The constitutional way is now clear for two Government senators and one Independent Senator to take their seats in the Upper Chamber.
This afternoon the Senate completed the process of amending the Constitution by a vote of 15 to one, following approval given by the Lower House on Tuesday.
The issue arose after Prime Minister Mia Mottley named Kay McConney, the former consul general to Canada, and Rawdon Adams, the son of the late Prime Minister Tom Adams, among her Senate picks on May 26. At the time, McConney, who was also named Minister of Innovation, Science and Smart Technology, was still residing in Canada, while Adams had only recently returned home from France.
London-based Althea Wiggins was later named by Governor General Dame Sandra Mason as an Independent in the Upper House.

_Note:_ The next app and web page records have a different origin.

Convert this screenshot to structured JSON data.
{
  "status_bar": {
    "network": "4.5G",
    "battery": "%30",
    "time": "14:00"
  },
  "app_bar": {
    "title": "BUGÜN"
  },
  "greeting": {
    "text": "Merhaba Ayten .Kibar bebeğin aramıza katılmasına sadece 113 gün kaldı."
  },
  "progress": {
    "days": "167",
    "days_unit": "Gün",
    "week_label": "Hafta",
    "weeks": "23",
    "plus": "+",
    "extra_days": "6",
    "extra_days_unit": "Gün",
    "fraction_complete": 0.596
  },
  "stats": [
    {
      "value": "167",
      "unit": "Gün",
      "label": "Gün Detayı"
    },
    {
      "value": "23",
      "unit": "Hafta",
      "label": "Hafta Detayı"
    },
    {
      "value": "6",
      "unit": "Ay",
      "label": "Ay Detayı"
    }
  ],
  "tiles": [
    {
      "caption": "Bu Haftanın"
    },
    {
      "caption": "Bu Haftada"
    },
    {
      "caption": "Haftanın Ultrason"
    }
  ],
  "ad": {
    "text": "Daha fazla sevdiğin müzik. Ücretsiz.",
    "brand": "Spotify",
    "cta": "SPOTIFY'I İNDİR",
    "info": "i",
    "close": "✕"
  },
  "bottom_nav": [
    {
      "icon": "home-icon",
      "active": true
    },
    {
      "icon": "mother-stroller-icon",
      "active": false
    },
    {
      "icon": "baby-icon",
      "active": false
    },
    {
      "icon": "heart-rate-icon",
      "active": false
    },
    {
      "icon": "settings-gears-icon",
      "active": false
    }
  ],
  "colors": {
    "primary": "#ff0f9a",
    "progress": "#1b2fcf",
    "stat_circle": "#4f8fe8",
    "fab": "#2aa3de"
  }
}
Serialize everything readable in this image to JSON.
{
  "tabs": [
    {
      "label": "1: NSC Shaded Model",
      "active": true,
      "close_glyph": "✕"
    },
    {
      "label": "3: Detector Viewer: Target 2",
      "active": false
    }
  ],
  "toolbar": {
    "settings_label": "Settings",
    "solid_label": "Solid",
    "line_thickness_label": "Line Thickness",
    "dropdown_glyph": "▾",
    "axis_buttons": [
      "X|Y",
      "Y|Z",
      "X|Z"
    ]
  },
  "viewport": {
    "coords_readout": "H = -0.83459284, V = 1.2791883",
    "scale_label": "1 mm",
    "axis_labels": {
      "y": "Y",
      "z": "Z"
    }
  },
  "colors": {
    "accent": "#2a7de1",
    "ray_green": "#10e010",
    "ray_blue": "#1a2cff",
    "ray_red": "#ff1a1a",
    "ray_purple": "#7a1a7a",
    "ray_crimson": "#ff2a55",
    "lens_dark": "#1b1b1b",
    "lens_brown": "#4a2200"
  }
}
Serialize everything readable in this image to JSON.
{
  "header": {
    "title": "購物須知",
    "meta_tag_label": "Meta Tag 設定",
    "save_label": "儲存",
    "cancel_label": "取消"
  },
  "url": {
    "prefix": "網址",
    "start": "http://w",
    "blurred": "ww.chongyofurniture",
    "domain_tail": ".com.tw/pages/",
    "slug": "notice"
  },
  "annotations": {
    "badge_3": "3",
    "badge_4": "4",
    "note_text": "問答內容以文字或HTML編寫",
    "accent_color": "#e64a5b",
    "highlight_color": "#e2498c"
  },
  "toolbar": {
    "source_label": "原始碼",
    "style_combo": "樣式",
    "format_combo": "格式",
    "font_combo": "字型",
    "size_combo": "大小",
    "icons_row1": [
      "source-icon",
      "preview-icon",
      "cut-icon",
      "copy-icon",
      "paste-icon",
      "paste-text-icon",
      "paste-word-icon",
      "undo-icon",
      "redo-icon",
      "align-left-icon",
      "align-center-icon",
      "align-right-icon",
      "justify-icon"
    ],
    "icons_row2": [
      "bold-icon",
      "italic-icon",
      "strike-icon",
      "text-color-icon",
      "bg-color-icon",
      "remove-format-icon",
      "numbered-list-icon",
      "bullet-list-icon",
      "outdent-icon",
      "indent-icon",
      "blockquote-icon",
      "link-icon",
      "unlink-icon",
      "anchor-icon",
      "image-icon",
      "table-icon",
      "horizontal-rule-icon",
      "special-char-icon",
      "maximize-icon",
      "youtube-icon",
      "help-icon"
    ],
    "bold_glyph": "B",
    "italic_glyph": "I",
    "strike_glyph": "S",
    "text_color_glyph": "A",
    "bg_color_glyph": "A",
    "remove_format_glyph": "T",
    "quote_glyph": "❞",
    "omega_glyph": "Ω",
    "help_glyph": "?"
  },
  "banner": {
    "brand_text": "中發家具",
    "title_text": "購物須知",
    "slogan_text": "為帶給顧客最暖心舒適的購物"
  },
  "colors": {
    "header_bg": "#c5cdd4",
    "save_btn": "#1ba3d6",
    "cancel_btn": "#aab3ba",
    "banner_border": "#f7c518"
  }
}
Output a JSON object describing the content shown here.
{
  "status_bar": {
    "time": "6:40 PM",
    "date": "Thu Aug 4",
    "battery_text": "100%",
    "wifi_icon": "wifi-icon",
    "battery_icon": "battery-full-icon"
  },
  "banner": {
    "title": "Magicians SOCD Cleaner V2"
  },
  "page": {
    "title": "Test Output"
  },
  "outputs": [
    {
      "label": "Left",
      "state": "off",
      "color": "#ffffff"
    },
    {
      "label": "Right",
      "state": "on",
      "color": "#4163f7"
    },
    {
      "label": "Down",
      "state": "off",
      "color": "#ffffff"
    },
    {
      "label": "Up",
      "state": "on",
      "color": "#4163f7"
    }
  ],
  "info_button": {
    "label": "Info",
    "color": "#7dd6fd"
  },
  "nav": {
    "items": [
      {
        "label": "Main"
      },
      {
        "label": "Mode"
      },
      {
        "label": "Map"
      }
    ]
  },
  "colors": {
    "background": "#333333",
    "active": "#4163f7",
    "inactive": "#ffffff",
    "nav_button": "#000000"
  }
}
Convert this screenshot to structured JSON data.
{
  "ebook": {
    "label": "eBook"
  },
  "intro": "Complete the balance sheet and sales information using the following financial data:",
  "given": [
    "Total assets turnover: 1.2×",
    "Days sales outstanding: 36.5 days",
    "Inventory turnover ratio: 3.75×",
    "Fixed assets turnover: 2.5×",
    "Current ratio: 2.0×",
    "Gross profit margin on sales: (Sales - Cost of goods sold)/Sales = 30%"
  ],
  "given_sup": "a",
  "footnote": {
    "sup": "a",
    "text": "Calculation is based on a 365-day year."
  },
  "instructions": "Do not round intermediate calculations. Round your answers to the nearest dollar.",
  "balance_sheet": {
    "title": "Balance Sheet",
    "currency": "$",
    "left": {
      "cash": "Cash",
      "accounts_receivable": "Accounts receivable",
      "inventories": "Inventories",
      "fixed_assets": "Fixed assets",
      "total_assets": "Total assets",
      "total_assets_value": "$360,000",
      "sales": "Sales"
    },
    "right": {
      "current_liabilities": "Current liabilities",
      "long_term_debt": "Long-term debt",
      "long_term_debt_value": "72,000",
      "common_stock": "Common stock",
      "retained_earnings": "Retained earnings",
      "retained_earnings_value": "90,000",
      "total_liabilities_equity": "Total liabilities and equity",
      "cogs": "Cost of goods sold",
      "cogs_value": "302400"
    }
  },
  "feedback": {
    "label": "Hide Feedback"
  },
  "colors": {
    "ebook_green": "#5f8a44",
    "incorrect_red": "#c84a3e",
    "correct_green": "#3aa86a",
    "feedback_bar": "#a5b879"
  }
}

However, Barbadians who have sworn allegiance to another country and have not been resident here for at last 12 months prior to their appointment were precluded under Sections 38 and 44 of the Constitution from becoming members of Parliament.
Nonetheless, when the matter came up for debate in the Senate today, Deputy President Rudolph Cappy Greenidge is adamant that they were all Barbadians who wanted to serve their country.
“The point is that they are three Barbadians. I mean, Barbadians to the bone – all of them. And they want to make a contribution to Barbados. An opportunity has been offered to them and there is some restriction in their way and we want to get rid of that restriction,” Greenidge said in explaining the rationale behind the constitutional amendment.
However, Opposition Senator Caswell Franklyn, who was the only member objecting to the change, said Prime Minister Mottley caused embarrassment when she announced the appointment of McConney and Adams as she ought to have known they did not qualify.
“I have to say that Honourable Senators were behaving in this debate as though they were being disadvantaged in some way . . . that the Government was being disadvantaged in some way and that this thing sneaked up from behind and bit them.
“[But] it could only have sneaked up from behind and bit somebody if they had not been familiar with the Constitution,” Franklyn said, while pointing out that the clause at issue was in place since 1966.
“So to appoint someone or recommend the appointment of someone who you ought to have known does not qualify for the position and hence the embarrassment in which the Government finds itself, it smacks of a person who has not done their homework,” the Opposition Senator told the Upper Chamber.
However, Government spokesman John Williams, who was one of two temporary senators sworn in yesterday to stand in for Adams and McConney, strongly defended the amendment.
Williams said the bill was properly brought before the Chamber and was not something that was rushed through as suggested by Franklyn.
He noted that the issue of dual citizenship and of persons being able to make a contribution in their home country emerged in the Constitution Review Commission Report, while arguing that “when a small country has the ability to be able to use the knowledge, the skills and abilities of its people inside and outside of the country and across the Diaspora, we ought to be able to do so”.
Another Government Senator Damien Sands said he did not think that Barbadians should be deprived of opportunities to contribute and serve their country simply because they have citizenship in a foreign nation.
“These clauses deprive our country of the right to reap the full benefit of the wide pool of talented Barbadians that exist across the entire world,” Sands told the Upper Chamber, adding that in a modern Barbados, no one should be opposed to removing outdated and archaic provisions in the law.
For Independent Senator Monique Taitt, the issue came down to a matter of timing.
“I still firmly believe that if we are amending the supreme law of the land, it warrants taking a little time to ensure that we get it right and also that we follow procedure,” Taitt said, arguing that if the wrong procedure were used, everything else that followed would also be flawed.
“So I am saying that, not just to be an obstructionist or not to suggest that we are not trying to modernize our situation because, yes, if we have a Constitution that was drafted before I was born, we would need to take into consideration the changing times,” the Independent Senator added.
She was also not happy that Senators only had a little more than a day to examine a Bill.
“Having been sworn in on Monday this week, attended the opening of Parliament Tuesday, this week . . . you have Wednesday when you got your proposed Bill and you are here this week Friday. So, in essence you had a day and some to look at an amendment to the Constitution of Barbados. So in that regard, I would say we should have had more time to look at this,” Senator Taitt emphasized.